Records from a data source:
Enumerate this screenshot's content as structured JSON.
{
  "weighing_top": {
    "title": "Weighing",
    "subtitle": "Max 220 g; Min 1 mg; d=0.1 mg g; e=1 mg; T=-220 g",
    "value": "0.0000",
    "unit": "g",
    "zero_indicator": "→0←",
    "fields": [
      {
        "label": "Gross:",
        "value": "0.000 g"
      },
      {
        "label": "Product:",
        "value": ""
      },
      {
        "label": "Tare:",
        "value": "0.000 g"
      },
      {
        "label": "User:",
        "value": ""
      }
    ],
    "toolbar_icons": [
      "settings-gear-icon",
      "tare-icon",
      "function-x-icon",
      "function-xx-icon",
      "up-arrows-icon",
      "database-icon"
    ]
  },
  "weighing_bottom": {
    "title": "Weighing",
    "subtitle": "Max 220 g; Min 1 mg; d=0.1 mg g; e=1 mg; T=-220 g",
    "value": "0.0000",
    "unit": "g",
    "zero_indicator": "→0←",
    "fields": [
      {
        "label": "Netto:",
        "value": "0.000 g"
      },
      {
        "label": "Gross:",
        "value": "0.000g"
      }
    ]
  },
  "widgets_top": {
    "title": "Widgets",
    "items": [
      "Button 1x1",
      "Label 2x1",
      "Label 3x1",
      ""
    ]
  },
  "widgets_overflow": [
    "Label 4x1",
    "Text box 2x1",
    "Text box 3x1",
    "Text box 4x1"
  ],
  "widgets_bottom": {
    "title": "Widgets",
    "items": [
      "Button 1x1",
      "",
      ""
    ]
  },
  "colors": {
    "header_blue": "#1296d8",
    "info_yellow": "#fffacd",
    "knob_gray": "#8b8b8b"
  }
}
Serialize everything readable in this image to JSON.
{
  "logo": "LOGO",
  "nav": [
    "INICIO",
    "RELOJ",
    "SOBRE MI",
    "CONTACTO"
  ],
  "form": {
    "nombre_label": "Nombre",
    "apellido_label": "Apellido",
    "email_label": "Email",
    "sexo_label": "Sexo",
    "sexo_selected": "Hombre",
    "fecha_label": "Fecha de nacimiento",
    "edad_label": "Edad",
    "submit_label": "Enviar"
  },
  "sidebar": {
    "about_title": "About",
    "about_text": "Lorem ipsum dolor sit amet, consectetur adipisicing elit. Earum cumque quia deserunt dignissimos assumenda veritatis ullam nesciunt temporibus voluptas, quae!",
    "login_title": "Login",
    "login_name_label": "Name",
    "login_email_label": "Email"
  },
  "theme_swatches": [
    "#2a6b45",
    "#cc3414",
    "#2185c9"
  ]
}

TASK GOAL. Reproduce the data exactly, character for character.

ANSWER BOX.
Enumerate this screenshot's content as structured JSON.
{
  "weighing_top": {
    "title": "Weighing",
    "subtitle": "Max 220 g; Min 1 mg; d=0.1 mg g; e=1 mg; T=-220 g",
    "value": "0.0000",
    "unit": "g",
    "zero_indicator": "→0←",
    "fields": [
      {
        "label": "Gross:",
        "value": "0.000 g"
      },
      {
        "label": "Product:",
        "value": ""
      },
      {
        "label": "Tare:",
        "value": "0.000 g"
      },
      {
        "label": "User:",
        "value": ""
      }
    ],
    "toolbar_icons": [
      "settings-gear-icon",
      "tare-icon",
      "function-x-icon",
      "function-xx-icon",
      "up-arrows-icon",
      "database-icon"
    ]
  },
  "weighing_bottom": {
    "title": "Weighing",
    "subtitle": "Max 220 g; Min 1 mg; d=0.1 mg g; e=1 mg; T=-220 g",
    "value": "0.0000",
    "unit": "g",
    "zero_indicator": "→0←",
    "fields": [
      {
        "label": "Netto:",
        "value": "0.000 g"
      },
      {
        "label": "Gross:",
        "value": "0.000g"
      }
    ]
  },
  "widgets_top": {
    "title": "Widgets",
    "items": [
      "Button 1x1",
      "Label 2x1",
      "Label 3x1",
      ""
    ]
  },
  "widgets_overflow": [
    "Label 4x1",
    "Text box 2x1",
    "Text box 3x1",
    "Text box 4x1"
  ],
  "widgets_bottom": {
    "title": "Widgets",
    "items": [
      "Button 1x1",
      "",
      ""
    ]
  },
  "colors": {
    "header_blue": "#1296d8",
    "info_yellow": "#fffacd",
    "knob_gray": "#8b8b8b"
  }
}
Serialize everything readable in this image to JSON.
{
  "logo": "LOGO",
  "nav": [
    "INICIO",
    "RELOJ",
    "SOBRE MI",
    "CONTACTO"
  ],
  "form": {
    "nombre_label": "Nombre",
    "apellido_label": "Apellido",
    "email_label": "Email",
    "sexo_label": "Sexo",
    "sexo_selected": "Hombre",
    "fecha_label": "Fecha de nacimiento",
    "edad_label": "Edad",
    "submit_label": "Enviar"
  },
  "sidebar": {
    "about_title": "About",
    "about_text": "Lorem ipsum dolor sit amet, consectetur adipisicing elit. Earum cumque quia deserunt dignissimos assumenda veritatis ullam nesciunt temporibus voluptas, quae!",
    "login_title": "Login",
    "login_name_label": "Name",
    "login_email_label": "Email"
  },
  "theme_swatches": [
    "#2a6b45",
    "#cc3414",
    "#2185c9"
  ]
}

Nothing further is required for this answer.